Monthly Archives: August 2013

Choosing metamorphosis, part 2

Sun, clouds, firs on Mt. Ashland

Sun, clouds, and firs on Mt. Ashland in the Siskiyou Mountains of southwestern Oregon.

Three days ago, six days post-surgery, my husband took me to the top of Mt. Ashland for lunch. He hiked while I sat in the sun and listened to hawks and wind in the firs, and quiet. Blessed quiet.

Last week I blogged about my upcoming hysterectomy. I made some (what I think were fairly audacious) commitments in that blog. Here’s the relevant paragraph:

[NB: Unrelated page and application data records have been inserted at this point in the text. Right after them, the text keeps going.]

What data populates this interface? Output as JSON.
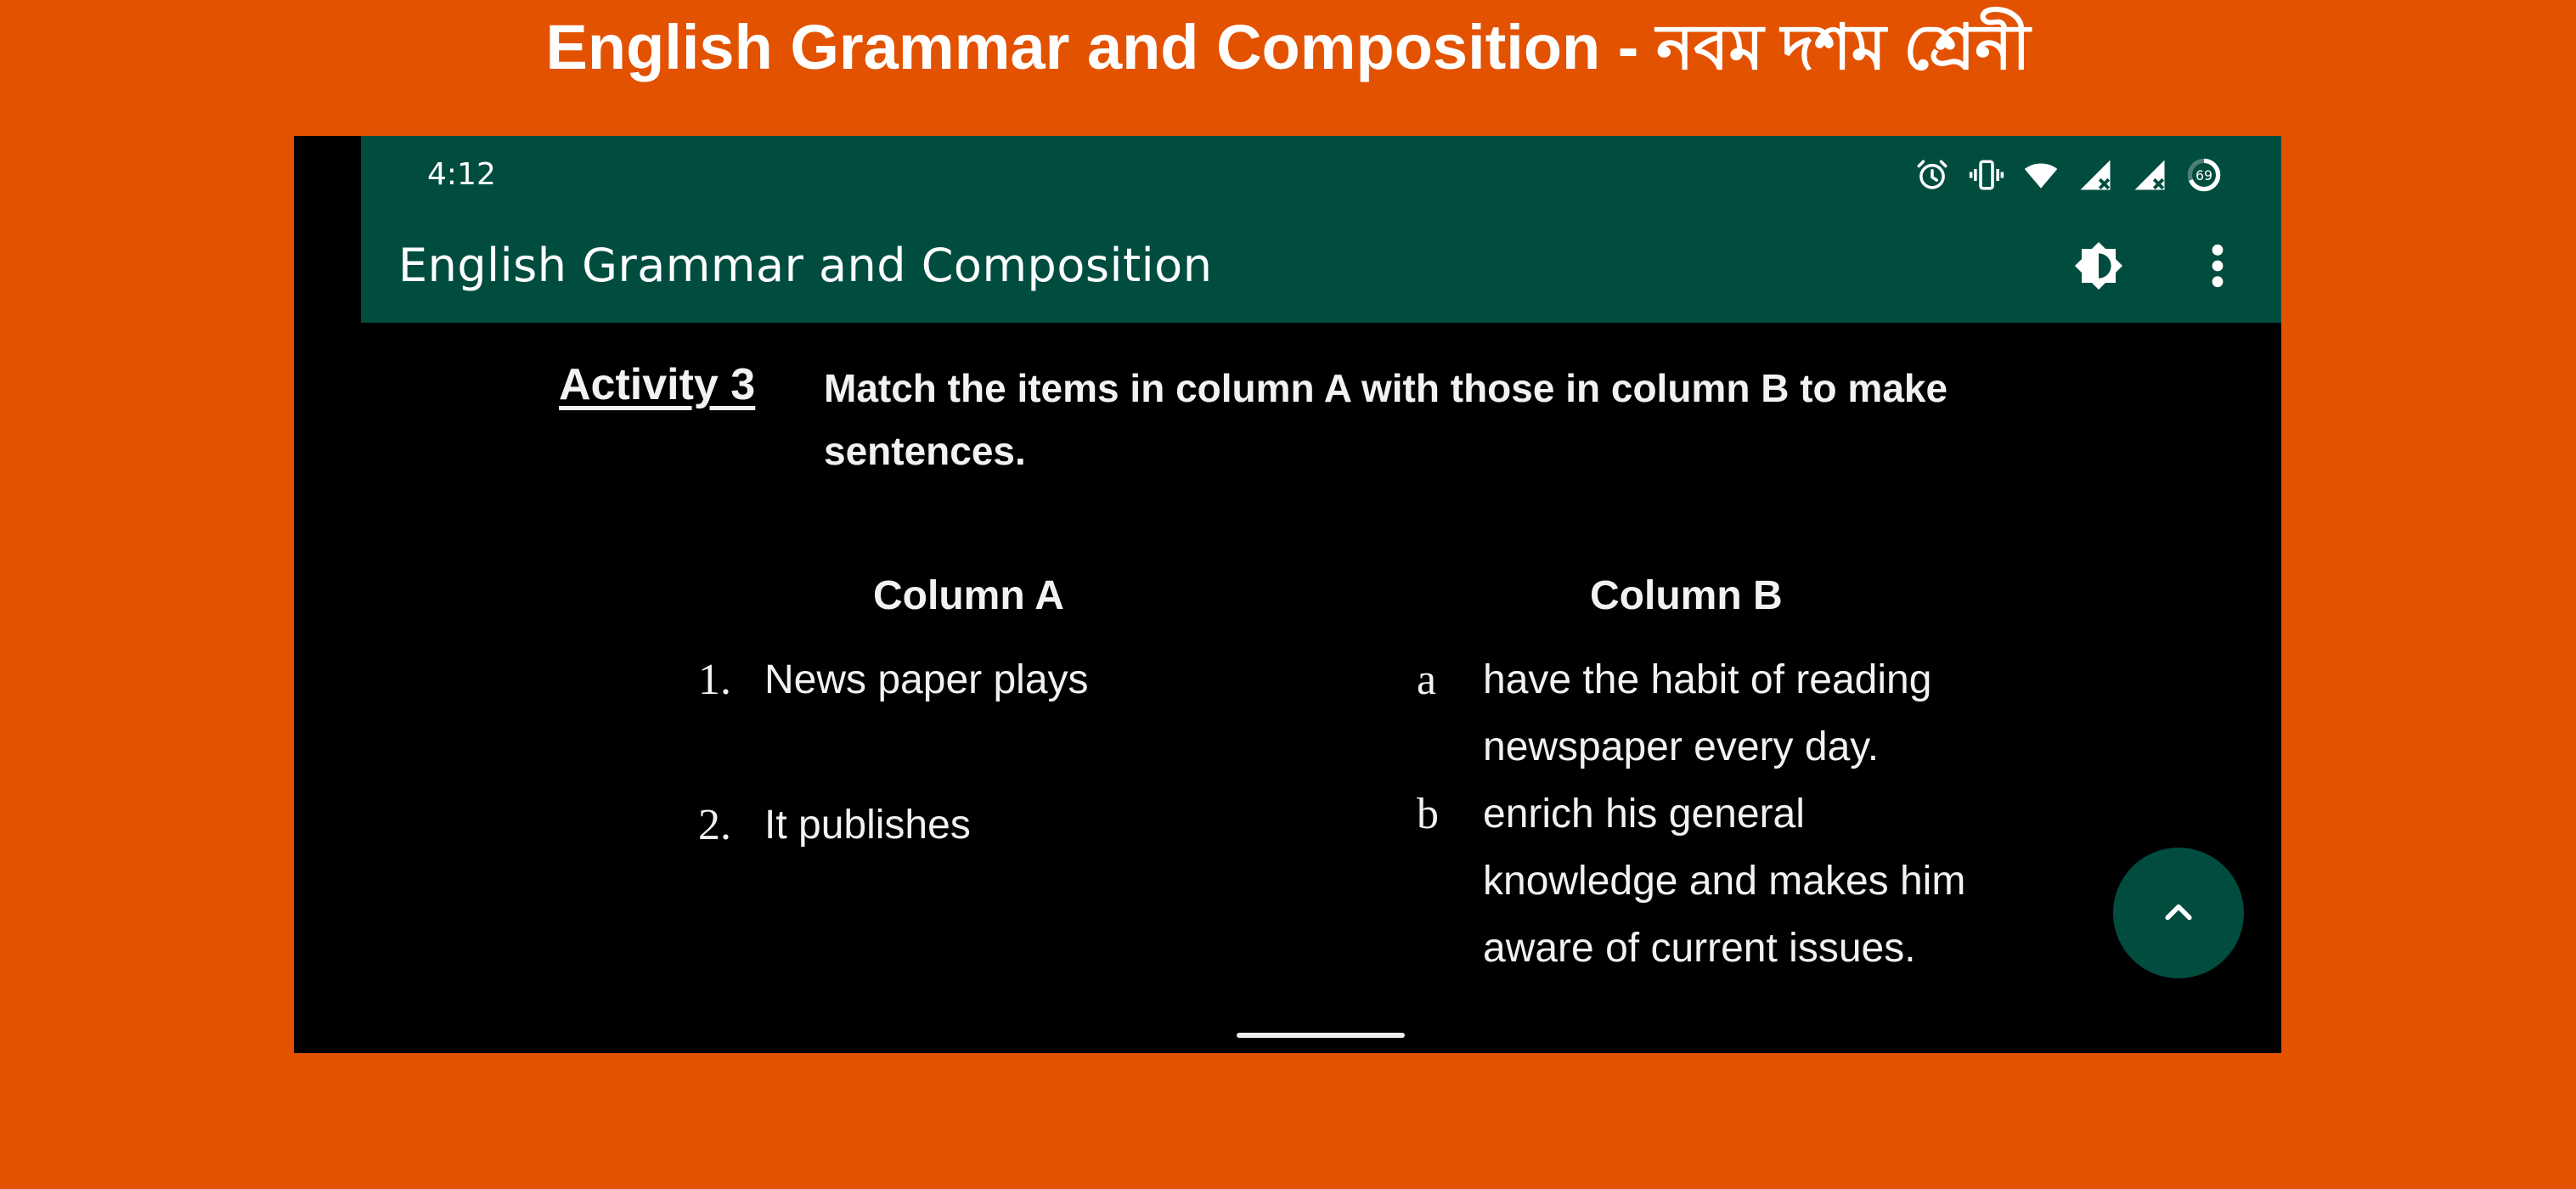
{
  "banner": {
    "title": "English Grammar and Composition - নবম দশম শ্রেনী"
  },
  "status_bar": {
    "time": "4:12",
    "icons": [
      "alarm-icon",
      "vibrate-icon",
      "wifi-icon",
      "signal-no-service-icon",
      "signal-no-service-icon",
      "battery-ring-icon"
    ],
    "battery_level": "69"
  },
  "app_bar": {
    "title": "English Grammar and Composition",
    "actions": [
      "brightness-theme-icon",
      "more-vert-icon"
    ]
  },
  "content": {
    "activity_label": "Activity 3",
    "instruction": "Match the items in column A with those in column B to make sentences.",
    "column_a": {
      "heading": "Column A",
      "items": [
        {
          "marker": "1.",
          "text": "News paper plays"
        },
        {
          "marker": "2.",
          "text": "It publishes"
        }
      ]
    },
    "column_b": {
      "heading": "Column B",
      "items": [
        {
          "marker": "a",
          "lines": [
            "have the habit of reading",
            "newspaper every day."
          ]
        },
        {
          "marker": "b",
          "lines": [
            "enrich his general",
            "knowledge and makes him",
            "aware of current issues."
          ]
        }
      ]
    }
  },
  "fab": {
    "icon": "chevron-up-icon"
  },
  "colors": {
    "background": "#E35200",
    "primary": "#004D40",
    "page": "#000000",
    "text": "#FFFFFF"
  }
}
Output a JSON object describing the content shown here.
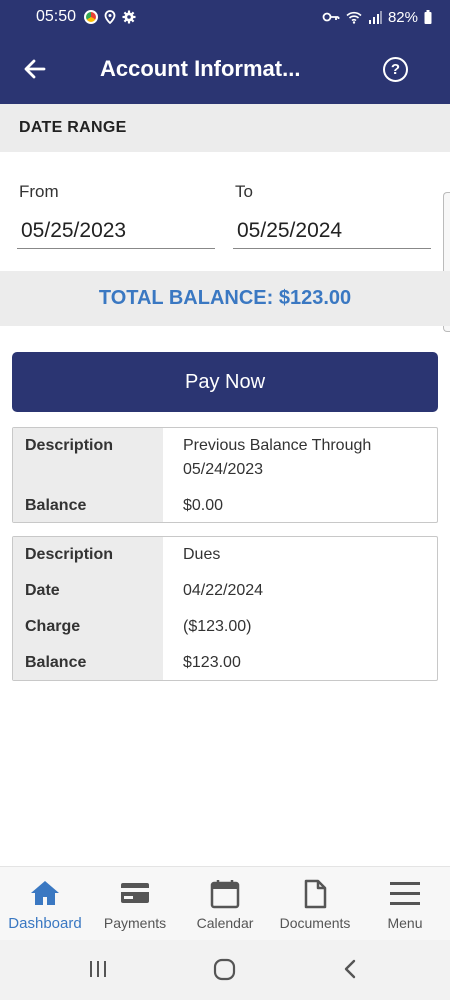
{
  "status_bar": {
    "time": "05:50",
    "battery": "82%"
  },
  "app_bar": {
    "title": "Account Informat...",
    "help_symbol": "?"
  },
  "date_range": {
    "header": "DATE RANGE",
    "from_label": "From",
    "from_value": "05/25/2023",
    "to_label": "To",
    "to_value": "05/25/2024"
  },
  "total_balance": "TOTAL BALANCE: $123.00",
  "pay_button": "Pay Now",
  "entries": [
    {
      "description_label": "Description",
      "description": "Previous Balance Through 05/24/2023",
      "balance_label": "Balance",
      "balance": "$0.00"
    },
    {
      "description_label": "Description",
      "description": "Dues",
      "date_label": "Date",
      "date": "04/22/2024",
      "charge_label": "Charge",
      "charge": "($123.00)",
      "balance_label": "Balance",
      "balance": "$123.00"
    }
  ],
  "bottom_nav": [
    {
      "label": "Dashboard",
      "icon": "home-icon",
      "active": true
    },
    {
      "label": "Payments",
      "icon": "credit-card-icon"
    },
    {
      "label": "Calendar",
      "icon": "calendar-icon"
    },
    {
      "label": "Documents",
      "icon": "document-icon"
    },
    {
      "label": "Menu",
      "icon": "hamburger-menu-icon"
    }
  ],
  "colors": {
    "primary": "#2b3572",
    "accent": "#3a78c2",
    "panel": "#ececec"
  }
}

… I’m committing to acceptance of all my emotions and my physical sensations and to noticing and working with my thoughts as needed. I’m committing to the growth and change which are undoubtedly possible these next few days and weeks. I’m committing to vulnerability and to being kind. I’m committing to believing the universe is loving and supportive, and to perceiving people as wanting to help me, wanting only the best for me, loving me. I’m choosing metamorphosis, trusting that what’s coming is amazing — deeper, truer, and fuller that my present life.

I was largely able to keep my commitments when I was in the thick of it: through surgery and the acute recovery phase, and I know my attitude made a huge difference. I needed some encouragement to use my call button in the hospital, to say “thank you” instead of “I’m sorry to be such a bother.” I’m pretty sure I had a couple of unkind moments, but I think it was only twice. It was pretty easy to believe the universe is loving and supportive when just about everyone around me was there to help me feel better and get well. Cards, flowers, meals, lovely body-care products — all were tangible expressions of love. And the prayers. Oh, the prayers. I felt incredibly supported and cared for.

But now, nine days later, I am feeling much better and I am having a hell of a time. I feel well enough that I want to be doing things again. And I’m realizing that, for me, “doing things” means striving and earning my right to exist. Just sitting here, knitting and reading and watching TED talks (and writing, obviously) is sometimes so hard I could cry. And have. But it’s clearly what my body needs me to do, and if I ignore my body’s messages, I’m toast. Dead meat.

So, I have two take-aways today, right now, at this moment.

  1. I have a long way to go in the whole trusting my intuition/body/universe department. I still want to look outside myself for direction and affirmation.
  2. I am not in charge of physical reality or other people. Just because I think the world (or my body) should be a certain way doesn’t mean that it is. And I suffer when I compare how I think things should be in this moment with how they actually are, and find the present moment wanting.

I’m so not in charge of what God wants to teach me. And clearly I need to learn these things. So my commitment is to gratitude for my body’s amazing healing power, for what I’m learning, and for the universe which is kind and unconditionally loving. I will stay in my chrysalis as long as I need to.

Here’s a haiku I wrote while sitting in the sun atop Mt. Ashland last Tuesday:

Clouds wind sun sky hawk

Made of God and galaxies

All of us stardust.

Thank you for your prayers and well-wishes. I am grateful.

Choosing metamorphosis, part 1

Swallowtail on thistle

Look what metamorphosis can do!

I am having a hysterectomy tomorrow. I’m okay with this. In fact, I’m more than okay with this.

The part of my brain that worries about being socially acceptable is telling me that being okay with a hysterectomy (and maybe even being a little excited) is WEIRD and something I shouldn’t tell people, because I’m “supposed” to be scared and resentful and resistant. Which I was, at first, but I’m not anymore. What changed? I did.

I’m choosing to have my uterus removed because my mom died, too early, of uterine cancer, an especially rare and deadly sort, and I am a DES daughter.

When I first made the decision, I felt angry and sad. As I paid attention to the anger and sadness, I realized that I needed to thank my uterus for her faithful service over the years, and to explain to her why she was being asked to leave the party.  Anger and sadness became low-grade anxiety and low-level grief and grudging acceptance.

Then yesterday I remembered one of Danielle LaPorte’s “truthbombs”: Metamorphosis is inherently destructive.

What if I approached this surgery as a metamorphosis? What if I embraced the experience with open arms and an open heart? What if I wholeheartedly committed to simply being present for all of it — anesthesia, pain, recovery, being cared for — the whole shebang? This feels so good.

I probably needed to do the “resistance/fear/grief thing” before I could get here, though.

But grief, pain, and fear will be just part of what I imagine I will notice and feel.

So I’m committing to acceptance of all my emotions and my physical sensations and to noticing and working with my thoughts as needed.

I’m committing to the growth and change which are undoubtedly possible these next few days and weeks.

I’m committing to vulnerability and to being kind.

I’m committing to believing the universe is loving and supportive, and to perceiving people as wanting to help me, wanting only the best for me, loving me.

I’m choosing metamorphosis, trusting that what’s coming is amazing — deeper, truer, and fuller that my present life.

Wish me luck! I’ll let you know how it goes.